Sarah Knauss at age 119 in 1999
|Born||Sarah DeRemer Clark
September 24, 1880
Hollywood, Pennsylvania, United States
|Died||December 30, 1999
(aged 119 years, 97 days)
Allentown, Pennsylvania, U.S.
|Height||4 ft 7 in (1.40 m)|
|Title||America's oldest person|
|Spouse(s)||Abraham Lincoln Knauss
Sarah DeRemer Knauss (née Clark; September 24, 1880 – December 30, 1999) was an American supercentenarian. She was considered the world's oldest living person by Guinness World Records from April 16, 1998, the date of the death of 117-year-old Canadian Marie-Louise Meilleur, until her own death. Knauss is the second-oldest fully documented person ever, behind Jeanne Calment. She was the last verified living person to have been born before 1885.
|This section does not cite any references (sources). (April 2011)|
Knauss lived her entire life in Pennsylvania. She was born to Walter and Amelia Clark in the small short-lived coal-mining town of Hollywood and died in Allentown. In 1901, she married Abraham Lincoln Knauss (December 19, 1878 – March 1, 1965). She was a skilled seamstress, and made her own wedding dress, in addition to making tablecloths and her own clothes. She reportedly learned to sew when she was 4 years old.
Knauss was an insurance office manager; upon her marriage, she became a homemaker. Her only child, Kathryn Knauss Sullivan (November 17, 1903 – January 21, 2005), who was 96 at the time of Sarah's death and lived to be 101 herself, once explained Knauss' longevity by saying: "She's a very tranquil person and nothing fazes her. That's why she's living this long."
In 1995, when asked at age 115 if she enjoyed her long life, Knauss answered matter-of-factly: "I enjoy it because I have my health and I can do things." Her passions were said to be watching golf on television; doing needlepoint; and nibbling on milk chocolate turtles, cashews, and potato chips. "Sarah was an elegant lady and worthy of all the honor and adulation she had received," said Joseph Hess, an Administrator of the Phoebe-Devitt Homes Foundation facility where Knauss lived.
Knauss died on December 30, 1999, at the age of 119 years, 97 days, she died peacefully in her room, to the nurses knowledge she had not been ill.
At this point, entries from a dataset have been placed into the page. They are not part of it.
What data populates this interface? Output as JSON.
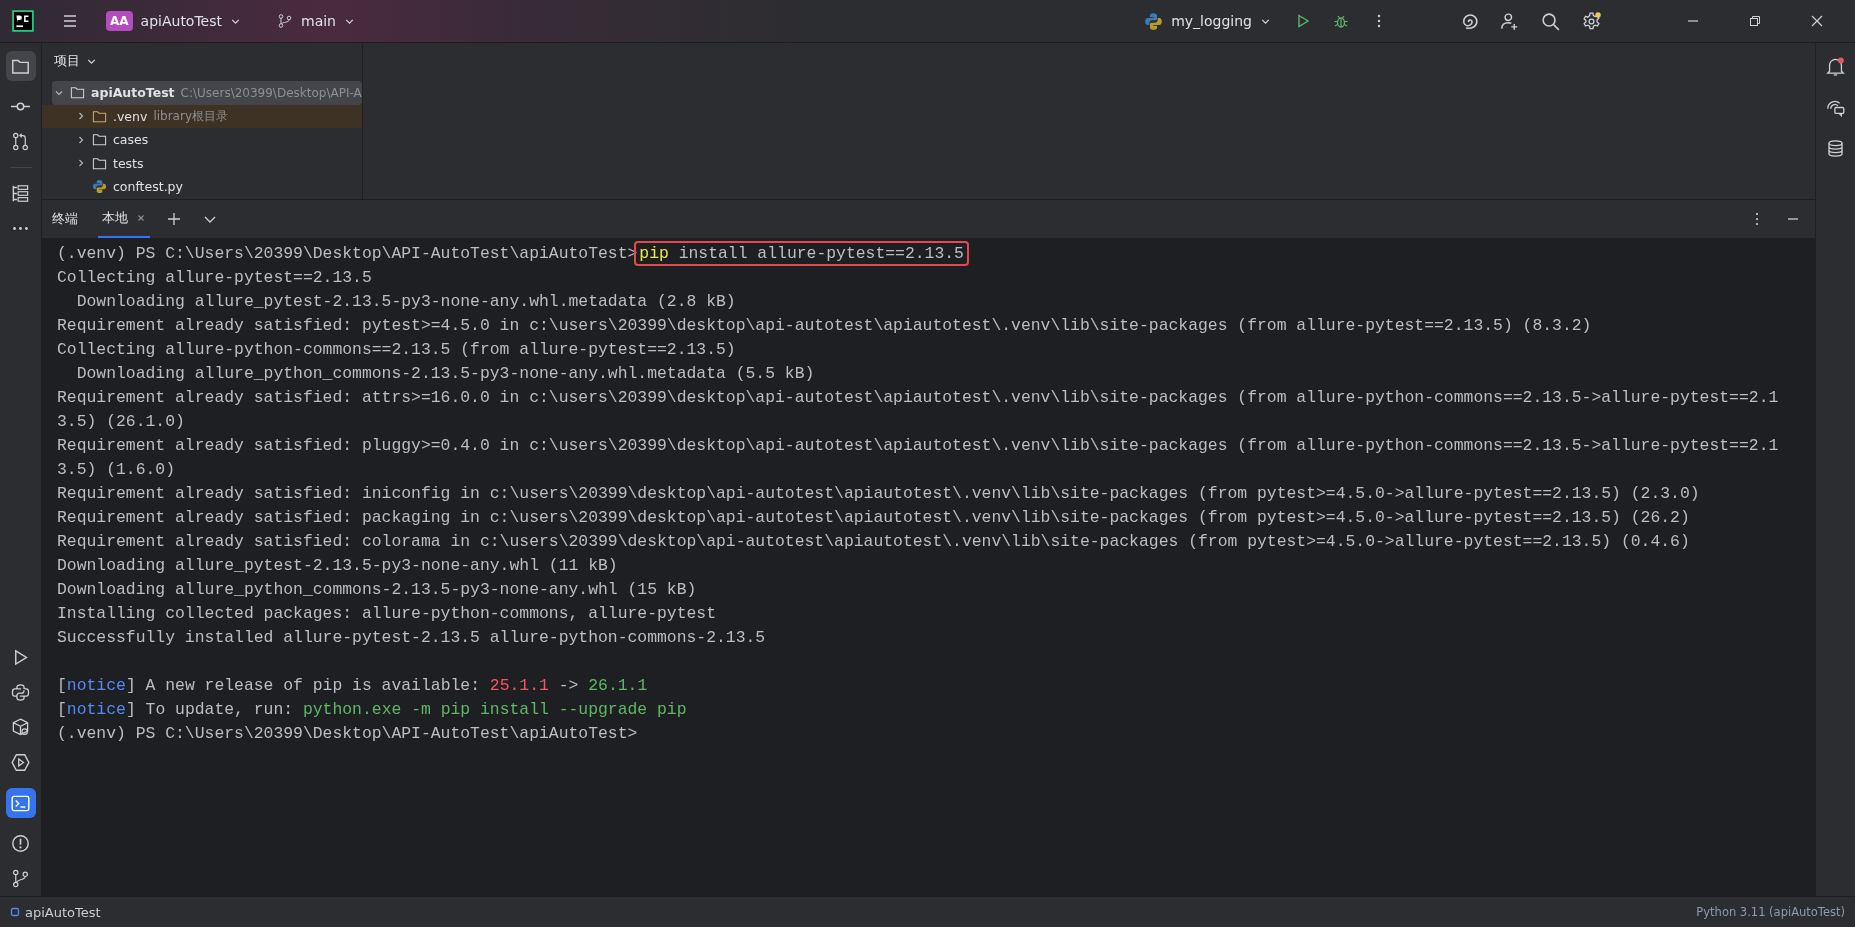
{
  "title_bar": {
    "project_badge": "AA",
    "project": "apiAutoTest",
    "branch": "main",
    "run_config": "my_logging"
  },
  "project_panel": {
    "title": "项目",
    "tree": [
      {
        "label": "apiAutoTest",
        "hint": "C:\\Users\\20399\\Desktop\\API-A",
        "kind": "folder",
        "expanded": true,
        "selected": true,
        "children": [
          {
            "label": ".venv",
            "hint": "library根目录",
            "kind": "library",
            "expanded": false,
            "selected": false
          },
          {
            "label": "cases",
            "kind": "folder",
            "expanded": false,
            "selected": false
          },
          {
            "label": "tests",
            "kind": "folder",
            "expanded": false,
            "selected": false
          },
          {
            "label": "conftest.py",
            "kind": "python-file",
            "selected": false
          }
        ]
      }
    ]
  },
  "terminal": {
    "title": "终端",
    "tabs": [
      {
        "label": "本地",
        "selected": true
      }
    ],
    "lines": [
      {
        "kind": "prompt",
        "segments": [
          {
            "text": "(.venv) PS C:\\Users\\20399\\Desktop\\API-AutoTest\\apiAutoTest>",
            "kind": "plain"
          }
        ],
        "marked": [
          {
            "text": "pip",
            "kind": "keyword"
          },
          {
            "text": " install allure-pytest==2.13.5",
            "kind": "plain"
          }
        ]
      },
      {
        "kind": "output",
        "segments": [
          {
            "text": "Collecting allure-pytest==2.13.5",
            "kind": "plain"
          }
        ]
      },
      {
        "kind": "output",
        "segments": [
          {
            "text": "  Downloading allure_pytest-2.13.5-py3-none-any.whl.metadata (2.8 kB)",
            "kind": "plain"
          }
        ]
      },
      {
        "kind": "output",
        "segments": [
          {
            "text": "Requirement already satisfied: pytest>=4.5.0 in c:\\users\\20399\\desktop\\api-autotest\\apiautotest\\.venv\\lib\\site-packages (from allure-pytest==2.13.5) (8.3.2)",
            "kind": "plain"
          }
        ]
      },
      {
        "kind": "output",
        "segments": [
          {
            "text": "Collecting allure-python-commons==2.13.5 (from allure-pytest==2.13.5)",
            "kind": "plain"
          }
        ]
      },
      {
        "kind": "output",
        "segments": [
          {
            "text": "  Downloading allure_python_commons-2.13.5-py3-none-any.whl.metadata (5.5 kB)",
            "kind": "plain"
          }
        ]
      },
      {
        "kind": "output",
        "segments": [
          {
            "text": "Requirement already satisfied: attrs>=16.0.0 in c:\\users\\20399\\desktop\\api-autotest\\apiautotest\\.venv\\lib\\site-packages (from allure-python-commons==2.13.5->allure-pytest==2.1",
            "kind": "plain"
          }
        ]
      },
      {
        "kind": "output",
        "segments": [
          {
            "text": "3.5) (26.1.0)",
            "kind": "plain"
          }
        ]
      },
      {
        "kind": "output",
        "segments": [
          {
            "text": "Requirement already satisfied: pluggy>=0.4.0 in c:\\users\\20399\\desktop\\api-autotest\\apiautotest\\.venv\\lib\\site-packages (from allure-python-commons==2.13.5->allure-pytest==2.1",
            "kind": "plain"
          }
        ]
      },
      {
        "kind": "output",
        "segments": [
          {
            "text": "3.5) (1.6.0)",
            "kind": "plain"
          }
        ]
      },
      {
        "kind": "output",
        "segments": [
          {
            "text": "Requirement already satisfied: iniconfig in c:\\users\\20399\\desktop\\api-autotest\\apiautotest\\.venv\\lib\\site-packages (from pytest>=4.5.0->allure-pytest==2.13.5) (2.3.0)",
            "kind": "plain"
          }
        ]
      },
      {
        "kind": "output",
        "segments": [
          {
            "text": "Requirement already satisfied: packaging in c:\\users\\20399\\desktop\\api-autotest\\apiautotest\\.venv\\lib\\site-packages (from pytest>=4.5.0->allure-pytest==2.13.5) (26.2)",
            "kind": "plain"
          }
        ]
      },
      {
        "kind": "output",
        "segments": [
          {
            "text": "Requirement already satisfied: colorama in c:\\users\\20399\\desktop\\api-autotest\\apiautotest\\.venv\\lib\\site-packages (from pytest>=4.5.0->allure-pytest==2.13.5) (0.4.6)",
            "kind": "plain"
          }
        ]
      },
      {
        "kind": "output",
        "segments": [
          {
            "text": "Downloading allure_pytest-2.13.5-py3-none-any.whl (11 kB)",
            "kind": "plain"
          }
        ]
      },
      {
        "kind": "output",
        "segments": [
          {
            "text": "Downloading allure_python_commons-2.13.5-py3-none-any.whl (15 kB)",
            "kind": "plain"
          }
        ]
      },
      {
        "kind": "output",
        "segments": [
          {
            "text": "Installing collected packages: allure-python-commons, allure-pytest",
            "kind": "plain"
          }
        ]
      },
      {
        "kind": "output",
        "segments": [
          {
            "text": "Successfully installed allure-pytest-2.13.5 allure-python-commons-2.13.5",
            "kind": "plain"
          }
        ]
      },
      {
        "kind": "blank"
      },
      {
        "kind": "output",
        "segments": [
          {
            "text": "[",
            "kind": "plain"
          },
          {
            "text": "notice",
            "kind": "notice"
          },
          {
            "text": "] A new release of pip is available: ",
            "kind": "plain"
          },
          {
            "text": "25.1.1",
            "kind": "old"
          },
          {
            "text": " -> ",
            "kind": "plain"
          },
          {
            "text": "26.1.1",
            "kind": "new"
          }
        ]
      },
      {
        "kind": "output",
        "segments": [
          {
            "text": "[",
            "kind": "plain"
          },
          {
            "text": "notice",
            "kind": "notice"
          },
          {
            "text": "] To update, run: ",
            "kind": "plain"
          },
          {
            "text": "python.exe -m pip install --upgrade pip",
            "kind": "new"
          }
        ]
      },
      {
        "kind": "output",
        "segments": [
          {
            "text": "(.venv) PS C:\\Users\\20399\\Desktop\\API-AutoTest\\apiAutoTest>",
            "kind": "plain"
          }
        ]
      }
    ]
  },
  "status_bar": {
    "project": "apiAutoTest",
    "interpreter": "Python 3.11 (apiAutoTest)"
  }
}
At age 116, she was recognized as being the new United States national longevity record holder, then thought to have been held by Carrie C. White (reportedly 1874–1991). It is now believed that the record should have been held by Lucy Hannah (1875–1993), who died aged 117 years and 248 days in 1993. In any case, Knauss extended the United States longevity record to age 119. Knauss was the second fully validated person in history to reach age 118 and 119 (the first being Calment in 1993 and 1994, respectively).
Of her death, state senator Charlie Dent, who had attended her 115th birthday in 1995, said "Mrs. Knauss was an extraordinary woman who pushed the outer limits of longevity. This is a sad occasion, but she certainly had an eventful life."
More than 15 years after her death, her record as the longest-lived person in the United States has yet to be surpassed or even seriously challenged.
- Newton, Christopher (31 December 1999). "Sarah Knauss, world's oldest person, dies at 119". Online Athens (Athens-Herald Banner). Retrieved 25 October 2014.
- "Mrs. Sarah Knauss, the World's Oldest Person, Turns 119". The Morning Call (WebCite). September 25, 1999. Retrieved July 22, 2013.
- "World's oldest person misses millennium.". CNN via WebCite. Retrieved March 23, 2008.
- "Nothing Fazes Oldest Woman". Associated Press. April 19, 1998. Retrieved December 9, 2007.
- "World's oldest person dies. She is the oldest verified American in history". The Guardian (London). January 1, 2000. Retrieved December 9, 2007.
- "Sarah Knauss, oldest person, dies at 119". Genealogy.com. December 31, 1999. Retrieved February 18, 2013.
|Oldest recognized living person
April 16, 1998 – December 30, 1999
|Oldest verified American person ever
May 31, 1998 – present